This article by Karen Gross, the president of Southern Vermont College, takes us back to Week 15 of the NFL season. The Indianapolis Colts have a chance to have a perfect 16-0 season but instead decide to bench all of their starters. Despite their undefeated record and the possibility of making NFL history, the coaching staff thinks it is more important to rest their best players so that they will be ready for the playoffs and will not sustain any injuries. According to Gross, the Indianapolis players and fans do nothing to support the second and third-string players who took the field. The “understudies” are unprepared.
So how does this all related to education? Gross explains:
And, in higher education, we strive to support all our students, not just those with a 4.0 GPA. With help, many initially less successful students start to thrive. They complete their college education and move into the workplace or on to graduate or professional schools. In this process, our 4.00 students often serve as their tutors and mentors, providing their peers with a greater chance to succeed. It’s a model that recognizes that we owe it to each other to help lift those who need more support.
Those of us in higher ed can use what happened to the Colts as a reminder that outcomes are affected both by helping students learn to take risks, however hard that is, and by supporting our weaker students and encouraging their success.
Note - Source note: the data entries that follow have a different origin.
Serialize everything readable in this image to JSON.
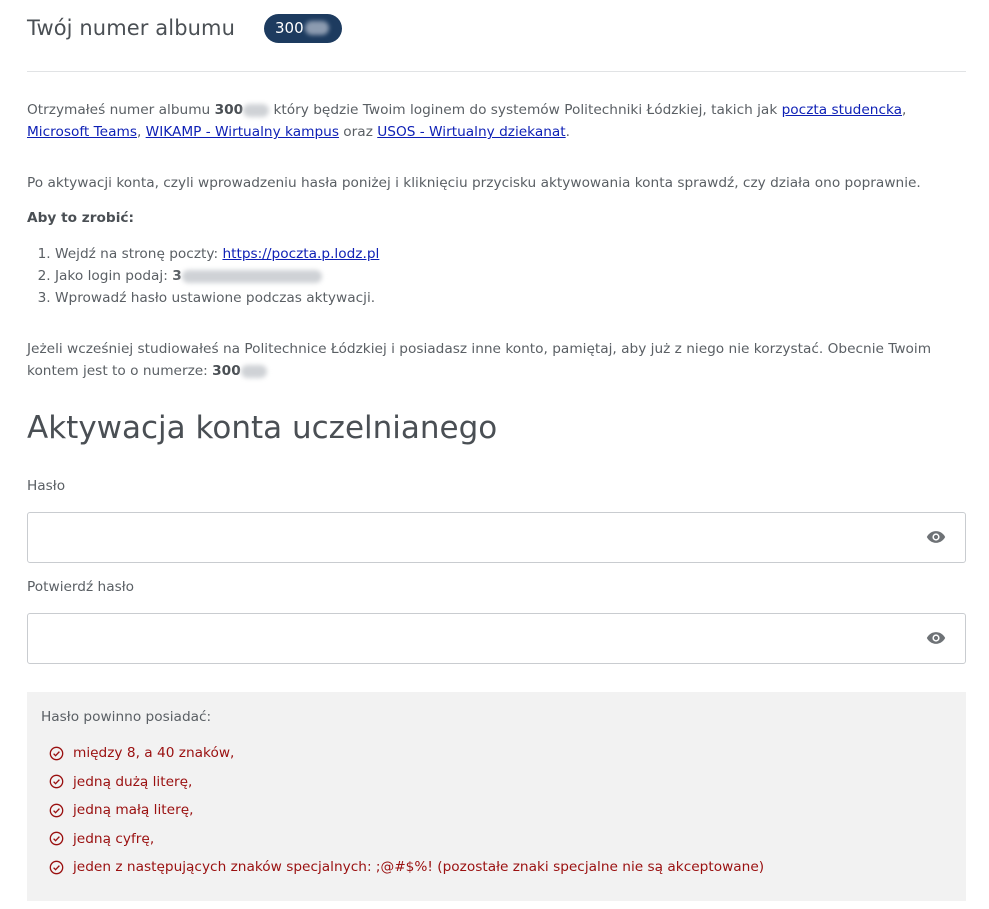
{
  "header": {
    "title": "Twój numer albumu",
    "album_number_badge": "300"
  },
  "intro": {
    "part1": "Otrzymałeś numer albumu ",
    "album_number": "300",
    "part2": " który będzie Twoim loginem do systemów Politechniki Łódzkiej, takich jak ",
    "link_mail": "poczta studencka",
    "sep1": ",",
    "link_teams": "Microsoft Teams",
    "sep2": ", ",
    "link_wikamp": "WIKAMP - Wirtualny kampus",
    "sep3": " oraz ",
    "link_usos": "USOS - Wirtualny dziekanat",
    "end": "."
  },
  "check_info": "Po aktywacji konta, czyli wprowadzeniu hasła poniżej i kliknięciu przycisku aktywowania konta sprawdź, czy działa ono poprawnie.",
  "how_to_title": "Aby to zrobić:",
  "steps": {
    "step1_text": "Wejdź na stronę poczty: ",
    "step1_link": "https://poczta.p.lodz.pl",
    "step2_text": "Jako login podaj: ",
    "step2_value": "3",
    "step3_text": "Wprowadź hasło ustawione podczas aktywacji."
  },
  "previous_account": {
    "text": "Jeżeli wcześniej studiowałeś na Politechnice Łódzkiej i posiadasz inne konto, pamiętaj, aby już z niego nie korzystać. Obecnie Twoim kontem jest to o numerze: ",
    "number": "300"
  },
  "activation": {
    "title": "Aktywacja konta uczelnianego",
    "password_label": "Hasło",
    "confirm_label": "Potwierdź hasło",
    "password_value": "",
    "confirm_value": ""
  },
  "requirements": {
    "title": "Hasło powinno posiadać:",
    "items": [
      "między 8, a 40 znaków,",
      "jedną dużą literę,",
      "jedną małą literę,",
      "jedną cyfrę,",
      "jeden z następujących znaków specjalnych: ;@#$%! (pozostałe znaki specjalne nie są akceptowane)"
    ],
    "item_color": "#9a1010"
  },
  "colors": {
    "badge_bg": "#1d3b5f",
    "link": "#0d1fb5",
    "requirements_bg": "#f2f2f2"
  }
}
These very acts open the door for meaningful payoffs down the road. Playing it safe in higher ed leads to failure, not success.
Professors naturally gravitate to the best students. They are most like us. I have found that many professors tend to be liberal when it comes to helping (or at least writing about) the poor and oppressed in society, but when it comes to teaching they are elitists–gravitating toward the best and the brightest and the privileged. What are we doing to develop the B- student?